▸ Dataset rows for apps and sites
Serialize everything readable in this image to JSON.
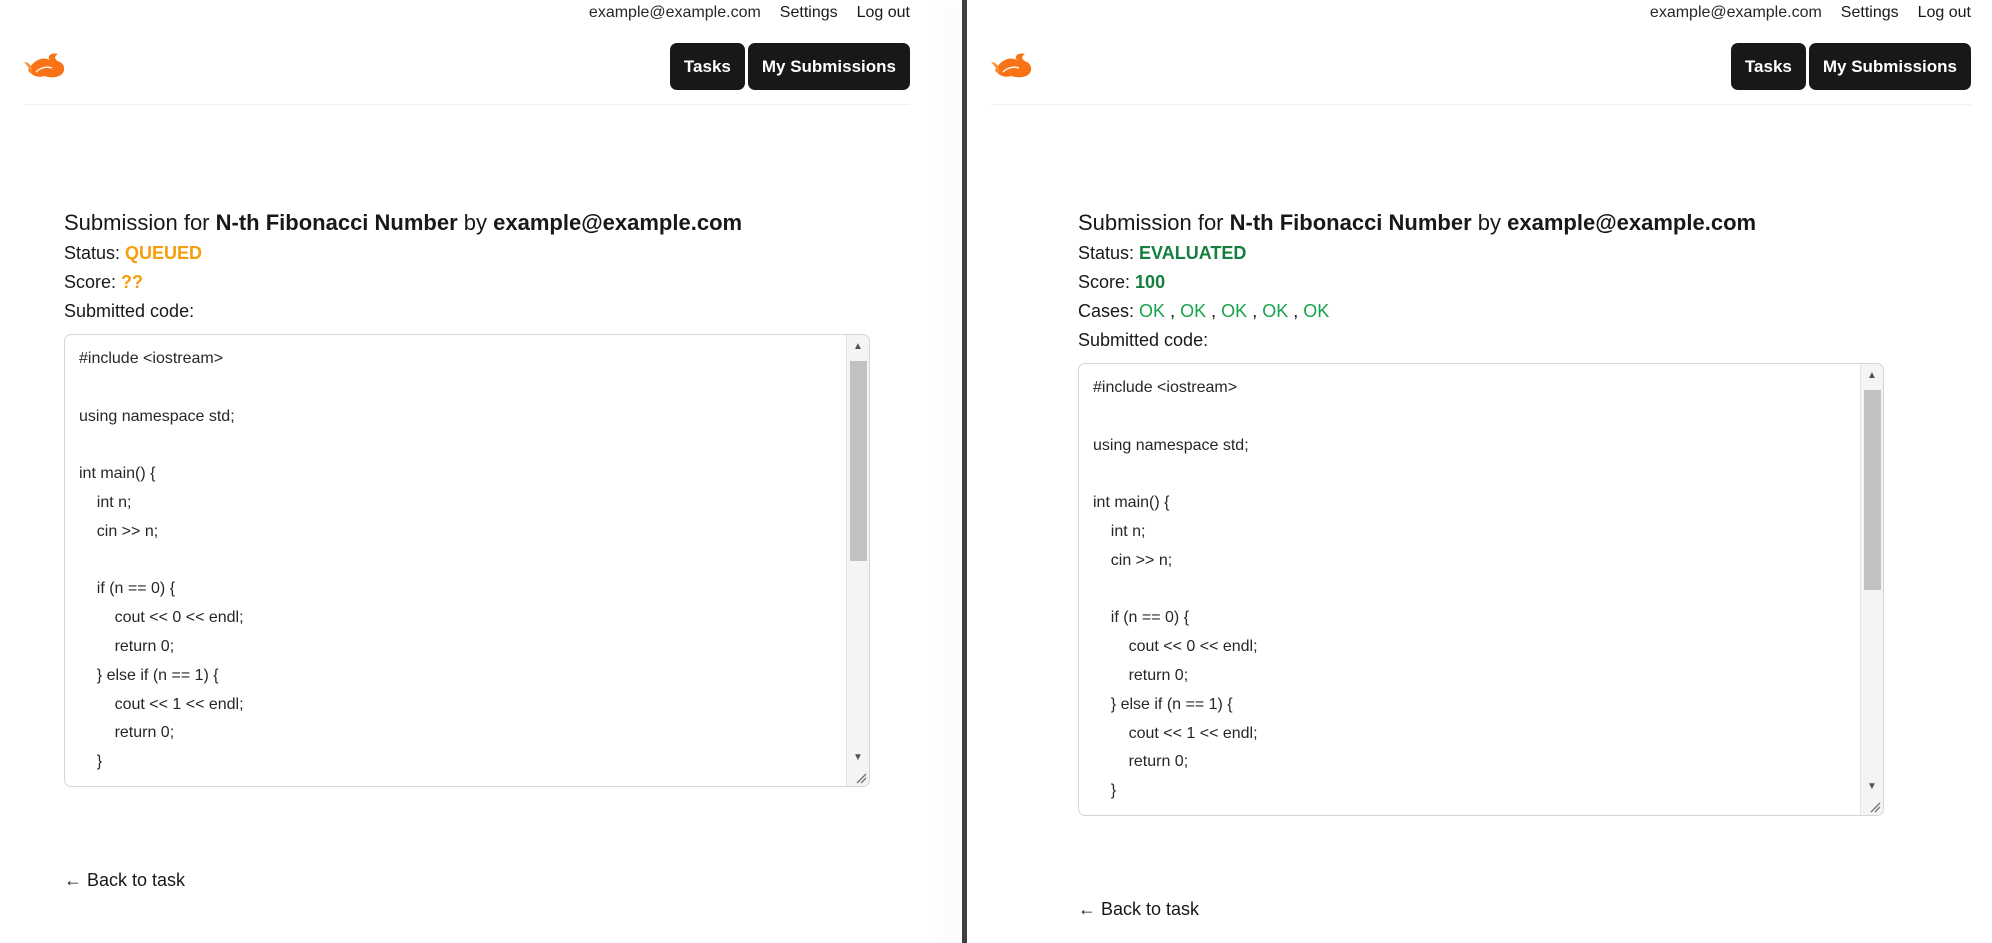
{
  "colors": {
    "accent_dark": "#18181b",
    "queued": "#f59e0b",
    "evaluated": "#15803d",
    "ok": "#16a34a",
    "logo": "#f97316"
  },
  "header": {
    "user_email": "example@example.com",
    "settings_label": "Settings",
    "logout_label": "Log out",
    "nav": {
      "tasks_label": "Tasks",
      "my_submissions_label": "My Submissions"
    },
    "logo_icon": "phoenix-logo-icon"
  },
  "left": {
    "title_prefix": "Submission for",
    "task_name": "N-th Fibonacci Number",
    "title_by": "by",
    "author": "example@example.com",
    "status_label": "Status:",
    "status_value": "QUEUED",
    "score_label": "Score:",
    "score_value": "??",
    "code_label": "Submitted code:",
    "code": "#include <iostream>\n\nusing namespace std;\n\nint main() {\n    int n;\n    cin >> n;\n\n    if (n == 0) {\n        cout << 0 << endl;\n        return 0;\n    } else if (n == 1) {\n        cout << 1 << endl;\n        return 0;\n    }",
    "back_label": "← Back to task"
  },
  "right": {
    "title_prefix": "Submission for",
    "task_name": "N-th Fibonacci Number",
    "title_by": "by",
    "author": "example@example.com",
    "status_label": "Status:",
    "status_value": "EVALUATED",
    "score_label": "Score:",
    "score_value": "100",
    "cases_label": "Cases:",
    "cases": [
      "OK",
      "OK",
      "OK",
      "OK",
      "OK"
    ],
    "case_separator": ",",
    "code_label": "Submitted code:",
    "code": "#include <iostream>\n\nusing namespace std;\n\nint main() {\n    int n;\n    cin >> n;\n\n    if (n == 0) {\n        cout << 0 << endl;\n        return 0;\n    } else if (n == 1) {\n        cout << 1 << endl;\n        return 0;\n    }",
    "back_label": "← Back to task"
  }
}
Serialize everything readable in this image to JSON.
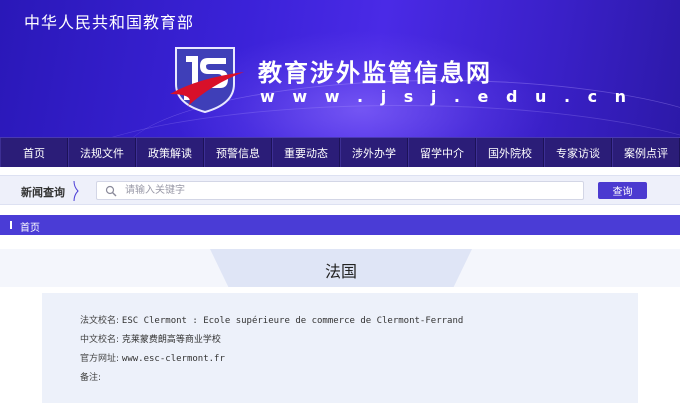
{
  "header": {
    "ministry_name": "中华人民共和国教育部",
    "site_title": "教育涉外监管信息网",
    "site_url": "w w w . j s j . e d u . c n",
    "colors": {
      "banner": "#3b22d8",
      "logo_blue": "#2b2f9e",
      "logo_red": "#d8102a"
    }
  },
  "nav": {
    "items": [
      {
        "label": "首页"
      },
      {
        "label": "法规文件"
      },
      {
        "label": "政策解读"
      },
      {
        "label": "预警信息"
      },
      {
        "label": "重要动态"
      },
      {
        "label": "涉外办学"
      },
      {
        "label": "留学中介"
      },
      {
        "label": "国外院校"
      },
      {
        "label": "专家访谈"
      },
      {
        "label": "案例点评"
      }
    ]
  },
  "search": {
    "label": "新闻查询",
    "placeholder": "请输入关键字",
    "button_label": "查询",
    "icon": "search-icon"
  },
  "breadcrumb": {
    "home_label": "首页"
  },
  "page": {
    "country_title": "法国"
  },
  "institution": {
    "foreign_name_label": "法文校名:",
    "foreign_name": "ESC Clermont : Ecole supérieure de commerce de Clermont-Ferrand",
    "chinese_name_label": "中文校名:",
    "chinese_name": "克莱蒙费朗高等商业学校",
    "website_label": "官方网址:",
    "website": "www.esc-clermont.fr",
    "notes_label": "备注:",
    "notes": ""
  }
}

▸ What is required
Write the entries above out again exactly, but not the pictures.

▸ Reply
Serialize everything readable in this image to JSON.
{
  "colors": {
    "accent_dark": "#18181b",
    "queued": "#f59e0b",
    "evaluated": "#15803d",
    "ok": "#16a34a",
    "logo": "#f97316"
  },
  "header": {
    "user_email": "example@example.com",
    "settings_label": "Settings",
    "logout_label": "Log out",
    "nav": {
      "tasks_label": "Tasks",
      "my_submissions_label": "My Submissions"
    },
    "logo_icon": "phoenix-logo-icon"
  },
  "left": {
    "title_prefix": "Submission for",
    "task_name": "N-th Fibonacci Number",
    "title_by": "by",
    "author": "example@example.com",
    "status_label": "Status:",
    "status_value": "QUEUED",
    "score_label": "Score:",
    "score_value": "??",
    "code_label": "Submitted code:",
    "code": "#include <iostream>\n\nusing namespace std;\n\nint main() {\n    int n;\n    cin >> n;\n\n    if (n == 0) {\n        cout << 0 << endl;\n        return 0;\n    } else if (n == 1) {\n        cout << 1 << endl;\n        return 0;\n    }",
    "back_label": "← Back to task"
  },
  "right": {
    "title_prefix": "Submission for",
    "task_name": "N-th Fibonacci Number",
    "title_by": "by",
    "author": "example@example.com",
    "status_label": "Status:",
    "status_value": "EVALUATED",
    "score_label": "Score:",
    "score_value": "100",
    "cases_label": "Cases:",
    "cases": [
      "OK",
      "OK",
      "OK",
      "OK",
      "OK"
    ],
    "case_separator": ",",
    "code_label": "Submitted code:",
    "code": "#include <iostream>\n\nusing namespace std;\n\nint main() {\n    int n;\n    cin >> n;\n\n    if (n == 0) {\n        cout << 0 << endl;\n        return 0;\n    } else if (n == 1) {\n        cout << 1 << endl;\n        return 0;\n    }",
    "back_label": "← Back to task"
  }
}
Serialize everything readable in this image to JSON.
{
  "header": {
    "ministry_name": "中华人民共和国教育部",
    "site_title": "教育涉外监管信息网",
    "site_url": "w w w . j s j . e d u . c n",
    "colors": {
      "banner": "#3b22d8",
      "logo_blue": "#2b2f9e",
      "logo_red": "#d8102a"
    }
  },
  "nav": {
    "items": [
      {
        "label": "首页"
      },
      {
        "label": "法规文件"
      },
      {
        "label": "政策解读"
      },
      {
        "label": "预警信息"
      },
      {
        "label": "重要动态"
      },
      {
        "label": "涉外办学"
      },
      {
        "label": "留学中介"
      },
      {
        "label": "国外院校"
      },
      {
        "label": "专家访谈"
      },
      {
        "label": "案例点评"
      }
    ]
  },
  "search": {
    "label": "新闻查询",
    "placeholder": "请输入关键字",
    "button_label": "查询",
    "icon": "search-icon"
  },
  "breadcrumb": {
    "home_label": "首页"
  },
  "page": {
    "country_title": "法国"
  },
  "institution": {
    "foreign_name_label": "法文校名:",
    "foreign_name": "ESC Clermont : Ecole supérieure de commerce de Clermont-Ferrand",
    "chinese_name_label": "中文校名:",
    "chinese_name": "克莱蒙费朗高等商业学校",
    "website_label": "官方网址:",
    "website": "www.esc-clermont.fr",
    "notes_label": "备注:",
    "notes": ""
  }
}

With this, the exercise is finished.